Spanning more than 41 years, Robert Boblett’s many accomplishments contributed to the commercial real estate industry of the Twin Cities. A native of Minneapolis, Boblett graduated from the University of Minnesota. He served during World War II as a captain in the 103rd Infantry Division in Europe. After 26 years with the A.D. Strong Company, Boblett founded Robert Boblett Associates, Inc., an industrial real estate firm.
He held many titles, including president of the Society of Industrial Realtors (part of the National Association of Realtors), director of the National Association of Realtors, vice president and charter member of the Minnesota chapter of the American Institute of Real Estate Appraisers, president and secretary general of the Counseling Section of the Federation International Des Professions Immobiliers and member of the board of governors of the American Society of Real Estate Counselors.

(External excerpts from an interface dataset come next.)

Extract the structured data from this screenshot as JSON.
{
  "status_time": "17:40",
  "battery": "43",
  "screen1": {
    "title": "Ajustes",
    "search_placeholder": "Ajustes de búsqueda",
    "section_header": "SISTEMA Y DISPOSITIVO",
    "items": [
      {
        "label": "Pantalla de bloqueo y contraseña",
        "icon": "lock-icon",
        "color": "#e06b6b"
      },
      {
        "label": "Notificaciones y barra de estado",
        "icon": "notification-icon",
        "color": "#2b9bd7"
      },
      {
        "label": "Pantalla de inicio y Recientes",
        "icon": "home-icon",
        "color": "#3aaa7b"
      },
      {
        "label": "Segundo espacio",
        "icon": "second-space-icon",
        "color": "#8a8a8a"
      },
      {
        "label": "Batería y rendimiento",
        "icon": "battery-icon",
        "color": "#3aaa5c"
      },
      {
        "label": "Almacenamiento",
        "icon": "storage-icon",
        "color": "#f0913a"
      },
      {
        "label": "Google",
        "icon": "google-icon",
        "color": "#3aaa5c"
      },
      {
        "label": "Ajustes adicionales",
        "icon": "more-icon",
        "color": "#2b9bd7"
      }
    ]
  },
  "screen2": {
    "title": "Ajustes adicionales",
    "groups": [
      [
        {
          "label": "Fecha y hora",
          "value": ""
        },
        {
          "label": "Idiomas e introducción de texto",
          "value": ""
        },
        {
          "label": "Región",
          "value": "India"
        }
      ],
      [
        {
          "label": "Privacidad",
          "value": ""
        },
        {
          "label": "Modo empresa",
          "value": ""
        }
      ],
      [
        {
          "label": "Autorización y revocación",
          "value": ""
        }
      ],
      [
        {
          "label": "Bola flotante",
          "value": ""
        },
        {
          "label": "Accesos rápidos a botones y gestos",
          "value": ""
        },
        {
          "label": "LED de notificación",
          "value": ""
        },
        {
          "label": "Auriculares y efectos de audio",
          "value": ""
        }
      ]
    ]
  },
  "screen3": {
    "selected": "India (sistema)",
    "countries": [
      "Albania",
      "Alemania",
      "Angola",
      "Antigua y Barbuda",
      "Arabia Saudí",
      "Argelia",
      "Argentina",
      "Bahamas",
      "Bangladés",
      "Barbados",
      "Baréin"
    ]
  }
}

Boblett was a member of the Minneapolis Chamber of Commerce, the Twin Cities Metropolitan Planning Commission, president of the Minneapolis City Planning Commission and Minneapolis Charter Commission.
In addition to his involvement in a variety of professional associations, he helped write several real estate texts and served on the board of editors of the Minnesota Real Estate Law Journal. He helped develop a course in appraising for the American Institute of Real Estate Appraisers. He taught both at the Institute and the University of Minnesota.
The Society of Industrial and Office Realtors® (SIOR) presents The Robert P. Boblett Award to one member annually in recognition and appreciation of his dedication, distinguished service and long standing commitment to the ideals and standards of the Society of Industrial and Office Realtors and for his unselfish efforts to inspire others to reach their greatest potential in the real estate profession. The Robert P. Boblett Award is highest honor given by the Minnesota Chapter of the Society of Industrial and Office Realtors.
Recognized for his strong work ethic, Boblett’s son Robert Boblett, Jr. noted, “My dad worked as hard as anyone I ever know, and he kept on working until the end. He never thought of it as work.” (Star Tribune)